complete nowadays unless it contains a complete set of photographic apparatus.
These are but a few among the many things that photography does for us. Each year reveals some fresh uses to which it can be placed.
Quite recently the electrician has discovered its value to him in many ways, principally in registering electrical discharges, so that the same may be carefully studied at leisure. At a meeting of the British Association in 1892, Mr. A. A. Campbell Swinton showed some most interesting photographs of electrical discharges which are here reproduced (Figs. 1 and 2). According to an account of them given in the Electrical Review, these figures were

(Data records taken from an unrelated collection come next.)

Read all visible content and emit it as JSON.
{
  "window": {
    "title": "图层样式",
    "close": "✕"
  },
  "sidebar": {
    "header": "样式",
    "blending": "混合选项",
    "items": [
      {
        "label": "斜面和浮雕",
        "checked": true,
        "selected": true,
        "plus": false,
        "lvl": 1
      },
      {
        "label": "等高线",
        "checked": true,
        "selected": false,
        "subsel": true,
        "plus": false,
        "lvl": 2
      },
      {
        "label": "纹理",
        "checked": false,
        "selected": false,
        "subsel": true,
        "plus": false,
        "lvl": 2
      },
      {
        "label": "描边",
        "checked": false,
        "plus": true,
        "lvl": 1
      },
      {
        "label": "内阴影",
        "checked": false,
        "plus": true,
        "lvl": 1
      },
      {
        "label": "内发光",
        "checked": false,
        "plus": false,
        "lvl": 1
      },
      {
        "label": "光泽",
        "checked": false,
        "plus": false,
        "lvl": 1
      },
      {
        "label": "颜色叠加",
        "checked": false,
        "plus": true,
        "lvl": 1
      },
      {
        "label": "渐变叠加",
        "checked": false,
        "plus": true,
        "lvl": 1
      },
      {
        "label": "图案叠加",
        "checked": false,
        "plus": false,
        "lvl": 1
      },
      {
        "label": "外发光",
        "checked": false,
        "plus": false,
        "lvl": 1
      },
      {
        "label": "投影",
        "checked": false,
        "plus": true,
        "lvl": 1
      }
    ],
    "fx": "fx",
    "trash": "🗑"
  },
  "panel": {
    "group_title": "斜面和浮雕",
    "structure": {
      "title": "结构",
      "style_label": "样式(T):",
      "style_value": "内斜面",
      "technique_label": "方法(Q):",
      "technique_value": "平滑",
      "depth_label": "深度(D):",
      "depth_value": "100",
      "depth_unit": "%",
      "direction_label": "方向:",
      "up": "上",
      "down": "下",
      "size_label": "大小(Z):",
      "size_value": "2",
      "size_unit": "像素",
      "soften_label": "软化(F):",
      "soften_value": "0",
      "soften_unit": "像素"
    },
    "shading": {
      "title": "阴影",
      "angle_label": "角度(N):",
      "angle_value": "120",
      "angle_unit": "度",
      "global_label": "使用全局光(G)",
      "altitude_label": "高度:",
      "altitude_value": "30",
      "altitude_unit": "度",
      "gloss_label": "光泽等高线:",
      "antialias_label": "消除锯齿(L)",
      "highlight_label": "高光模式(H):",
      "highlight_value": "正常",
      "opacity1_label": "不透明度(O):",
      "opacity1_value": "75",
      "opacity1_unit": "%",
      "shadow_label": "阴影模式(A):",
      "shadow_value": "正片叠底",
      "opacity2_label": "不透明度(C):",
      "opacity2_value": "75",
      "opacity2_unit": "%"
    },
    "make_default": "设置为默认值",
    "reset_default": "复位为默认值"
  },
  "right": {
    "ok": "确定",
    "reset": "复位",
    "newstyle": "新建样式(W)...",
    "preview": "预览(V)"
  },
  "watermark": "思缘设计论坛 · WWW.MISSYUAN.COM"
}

all obtained without the employment of a camera or lens, but produced by merely causing the electrical discharges to take place across the sensitive surface of an ordinary photographic dry